### YOUR OBJECTIVE
Your task is to extract every entry that follows word for word while excluding the pictures.

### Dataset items
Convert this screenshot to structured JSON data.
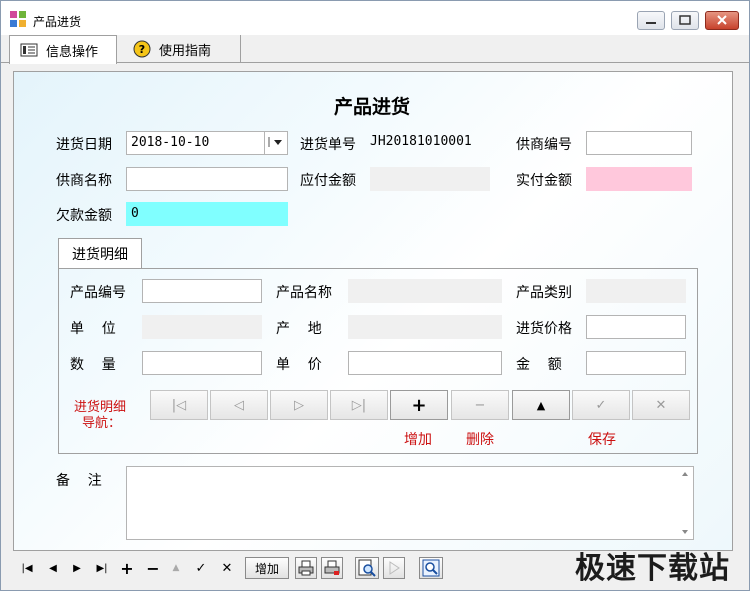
{
  "window": {
    "title": "产品进货",
    "tabs": [
      {
        "label": "信息操作",
        "icon": "info-panel-icon"
      },
      {
        "label": "使用指南",
        "icon": "help-icon"
      }
    ]
  },
  "form": {
    "heading": "产品进货",
    "date_label": "进货日期",
    "date_value": "2018-10-10",
    "order_no_label": "进货单号",
    "order_no_value": "JH20181010001",
    "supplier_no_label": "供商编号",
    "supplier_no_value": "",
    "supplier_name_label": "供商名称",
    "supplier_name_value": "",
    "payable_label": "应付金额",
    "payable_value": "",
    "paid_label": "实付金额",
    "paid_value": "",
    "debt_label": "欠款金额",
    "debt_value": "0"
  },
  "detail": {
    "tab_label": "进货明细",
    "product_no_label": "产品编号",
    "product_name_label": "产品名称",
    "category_label": "产品类别",
    "unit_label": "单    位",
    "origin_label": "产    地",
    "price_label": "进货价格",
    "qty_label": "数    量",
    "unit_price_label": "单    价",
    "amount_label": "金    额",
    "nav_label_line1": "进货明细",
    "nav_label_line2": "导航：",
    "nav_buttons": [
      {
        "glyph": "|◁",
        "icon": "first-record-icon"
      },
      {
        "glyph": "◁",
        "icon": "previous-record-icon"
      },
      {
        "glyph": "▷",
        "icon": "next-record-icon"
      },
      {
        "glyph": "▷|",
        "icon": "last-record-icon"
      },
      {
        "glyph": "+",
        "icon": "add-icon"
      },
      {
        "glyph": "−",
        "icon": "delete-icon"
      },
      {
        "glyph": "▲",
        "icon": "post-icon"
      },
      {
        "glyph": "✓",
        "icon": "check-icon"
      },
      {
        "glyph": "✕",
        "icon": "cancel-icon"
      }
    ],
    "add_caption": "增加",
    "delete_caption": "删除",
    "save_caption": "保存"
  },
  "remarks": {
    "label": "备    注",
    "value": ""
  },
  "bottom_toolbar": {
    "first": "|◀",
    "prev": "◀",
    "next": "▶",
    "last": "▶|",
    "insert": "+",
    "delete": "−",
    "edit": "▲",
    "post": "✓",
    "cancel": "✕",
    "add_button": "增加"
  },
  "watermark": "极速下载站",
  "colors": {
    "paid_field": "#ffc8dc",
    "debt_field": "#80ffff",
    "nav_caption": "#cc1111"
  }
}
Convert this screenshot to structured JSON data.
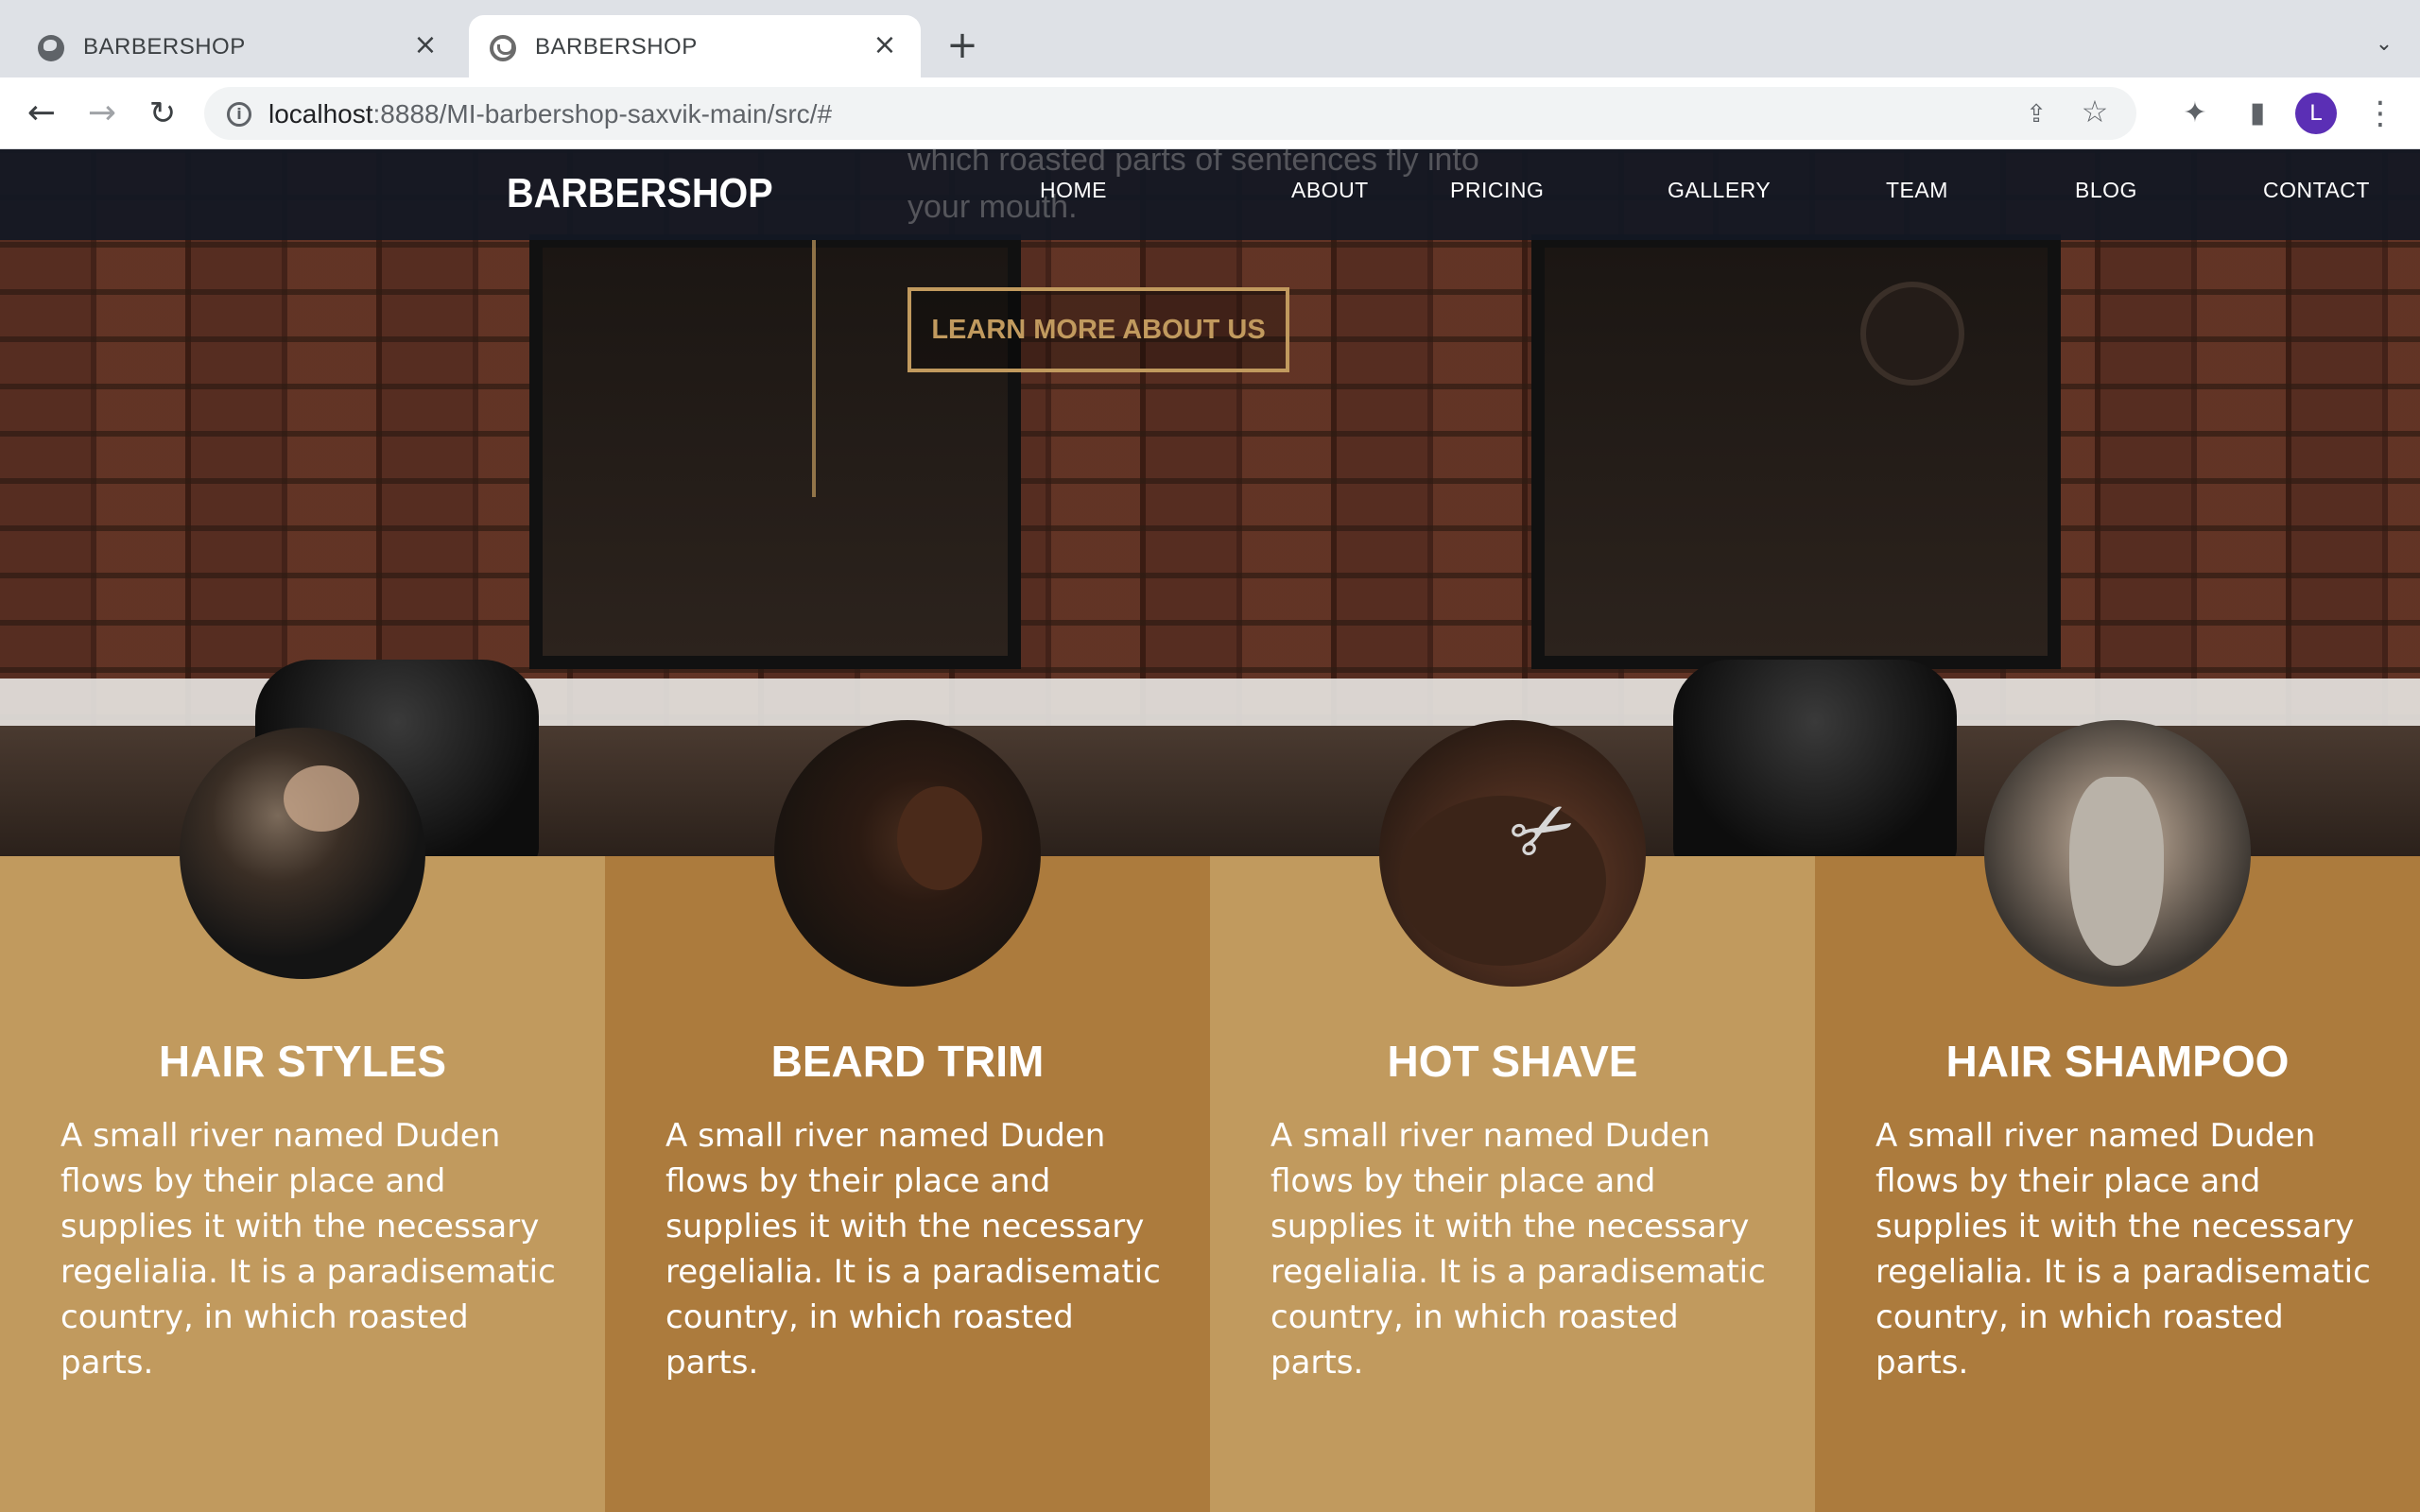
{
  "browser": {
    "tabs": [
      {
        "title": "BARBERSHOP",
        "favicon": "globe-icon",
        "active": false
      },
      {
        "title": "BARBERSHOP",
        "favicon": "barber-logo-icon",
        "active": true
      }
    ],
    "address": {
      "host": "localhost",
      "path": ":8888/MI-barbershop-saxvik-main/src/#"
    },
    "profile_initial": "L"
  },
  "site": {
    "brand": "BARBERSHOP",
    "nav": [
      "HOME",
      "ABOUT",
      "PRICING",
      "GALLERY",
      "TEAM",
      "BLOG",
      "CONTACT"
    ],
    "hero_text_fragment": "which roasted parts of sentences fly into your mouth.",
    "cta_label": "LEARN MORE ABOUT US"
  },
  "services": [
    {
      "title": "HAIR STYLES",
      "description": "A small river named Duden flows by their place and supplies it with the necessary regelialia. It is a paradisematic country, in which roasted parts.",
      "image": "hair-styles-photo"
    },
    {
      "title": "BEARD TRIM",
      "description": "A small river named Duden flows by their place and supplies it with the necessary regelialia. It is a paradisematic country, in which roasted parts.",
      "image": "beard-trim-photo"
    },
    {
      "title": "HOT SHAVE",
      "description": "A small river named Duden flows by their place and supplies it with the necessary regelialia. It is a paradisematic country, in which roasted parts.",
      "image": "hot-shave-photo"
    },
    {
      "title": "HAIR SHAMPOO",
      "description": "A small river named Duden flows by their place and supplies it with the necessary regelialia. It is a paradisematic country, in which roasted parts.",
      "image": "hair-shampoo-photo"
    }
  ],
  "colors": {
    "accent": "#c19a5e",
    "accent_dark": "#ac7b3d",
    "navbar": "#121823",
    "profile": "#5b2fb5"
  }
}
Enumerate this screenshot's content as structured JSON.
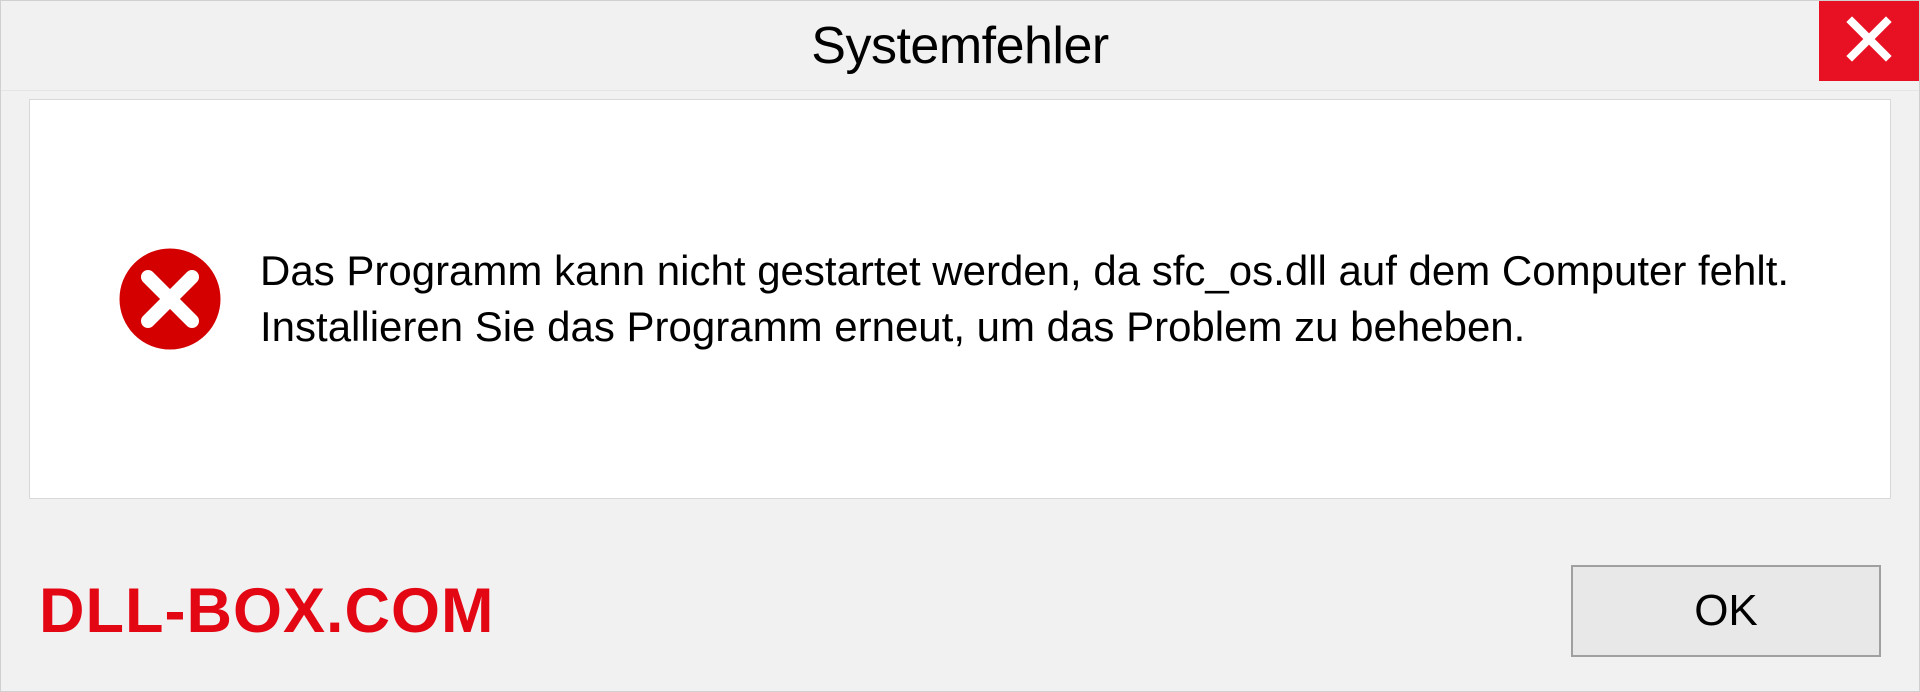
{
  "dialog": {
    "title": "Systemfehler",
    "message": "Das Programm kann nicht gestartet werden, da sfc_os.dll auf dem Computer fehlt. Installieren Sie das Programm erneut, um das Problem zu beheben.",
    "ok_label": "OK"
  },
  "watermark": "DLL-BOX.COM"
}
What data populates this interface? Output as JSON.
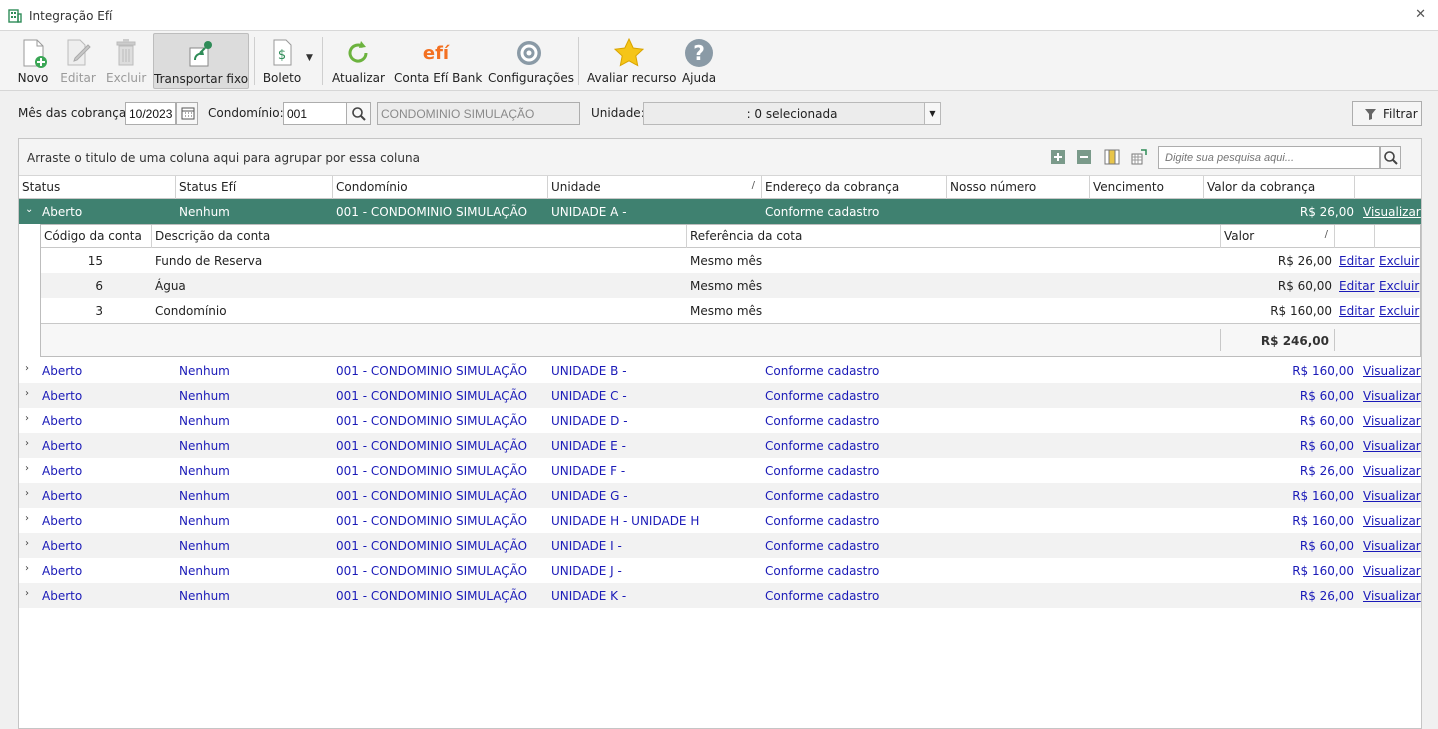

### THE COMPLETED TASK
Convert this screenshot to structured JSON data.
{
  "window": {
    "title": "产品进货",
    "tabs": [
      {
        "label": "信息操作",
        "icon": "info-panel-icon"
      },
      {
        "label": "使用指南",
        "icon": "help-icon"
      }
    ]
  },
  "form": {
    "heading": "产品进货",
    "date_label": "进货日期",
    "date_value": "2018-10-10",
    "order_no_label": "进货单号",
    "order_no_value": "JH20181010001",
    "supplier_no_label": "供商编号",
    "supplier_no_value": "",
    "supplier_name_label": "供商名称",
    "supplier_name_value": "",
    "payable_label": "应付金额",
    "payable_value": "",
    "paid_label": "实付金额",
    "paid_value": "",
    "debt_label": "欠款金额",
    "debt_value": "0"
  },
  "detail": {
    "tab_label": "进货明细",
    "product_no_label": "产品编号",
    "product_name_label": "产品名称",
    "category_label": "产品类别",
    "unit_label": "单    位",
    "origin_label": "产    地",
    "price_label": "进货价格",
    "qty_label": "数    量",
    "unit_price_label": "单    价",
    "amount_label": "金    额",
    "nav_label_line1": "进货明细",
    "nav_label_line2": "导航：",
    "nav_buttons": [
      {
        "glyph": "|◁",
        "icon": "first-record-icon"
      },
      {
        "glyph": "◁",
        "icon": "previous-record-icon"
      },
      {
        "glyph": "▷",
        "icon": "next-record-icon"
      },
      {
        "glyph": "▷|",
        "icon": "last-record-icon"
      },
      {
        "glyph": "+",
        "icon": "add-icon"
      },
      {
        "glyph": "−",
        "icon": "delete-icon"
      },
      {
        "glyph": "▲",
        "icon": "post-icon"
      },
      {
        "glyph": "✓",
        "icon": "check-icon"
      },
      {
        "glyph": "✕",
        "icon": "cancel-icon"
      }
    ],
    "add_caption": "增加",
    "delete_caption": "删除",
    "save_caption": "保存"
  },
  "remarks": {
    "label": "备    注",
    "value": ""
  },
  "bottom_toolbar": {
    "first": "|◀",
    "prev": "◀",
    "next": "▶",
    "last": "▶|",
    "insert": "+",
    "delete": "−",
    "edit": "▲",
    "post": "✓",
    "cancel": "✕",
    "add_button": "增加"
  },
  "watermark": "极速下载站",
  "colors": {
    "paid_field": "#ffc8dc",
    "debt_field": "#80ffff",
    "nav_caption": "#cc1111"
  }
}
Convert this screenshot to structured JSON data.
{
  "browser": {
    "tabs": [
      {
        "title": "BARBERSHOP",
        "favicon": "globe-icon",
        "active": false
      },
      {
        "title": "BARBERSHOP",
        "favicon": "barber-logo-icon",
        "active": true
      }
    ],
    "address": {
      "host": "localhost",
      "path": ":8888/MI-barbershop-saxvik-main/src/#"
    },
    "profile_initial": "L"
  },
  "site": {
    "brand": "BARBERSHOP",
    "nav": [
      "HOME",
      "ABOUT",
      "PRICING",
      "GALLERY",
      "TEAM",
      "BLOG",
      "CONTACT"
    ],
    "hero_text_fragment": "which roasted parts of sentences fly into your mouth.",
    "cta_label": "LEARN MORE ABOUT US"
  },
  "services": [
    {
      "title": "HAIR STYLES",
      "description": "A small river named Duden flows by their place and supplies it with the necessary regelialia. It is a paradisematic country, in which roasted parts.",
      "image": "hair-styles-photo"
    },
    {
      "title": "BEARD TRIM",
      "description": "A small river named Duden flows by their place and supplies it with the necessary regelialia. It is a paradisematic country, in which roasted parts.",
      "image": "beard-trim-photo"
    },
    {
      "title": "HOT SHAVE",
      "description": "A small river named Duden flows by their place and supplies it with the necessary regelialia. It is a paradisematic country, in which roasted parts.",
      "image": "hot-shave-photo"
    },
    {
      "title": "HAIR SHAMPOO",
      "description": "A small river named Duden flows by their place and supplies it with the necessary regelialia. It is a paradisematic country, in which roasted parts.",
      "image": "hair-shampoo-photo"
    }
  ],
  "colors": {
    "accent": "#c19a5e",
    "accent_dark": "#ac7b3d",
    "navbar": "#121823",
    "profile": "#5b2fb5"
  }
}
Enumerate this screenshot's content as structured JSON.
{
  "dialog": {
    "title": "Systemfehler",
    "message": "Das Programm kann nicht gestartet werden, da sfc_os.dll auf dem Computer fehlt. Installieren Sie das Programm erneut, um das Problem zu beheben.",
    "ok_label": "OK"
  },
  "watermark": "DLL-BOX.COM"
}
What data populates this interface? Output as JSON.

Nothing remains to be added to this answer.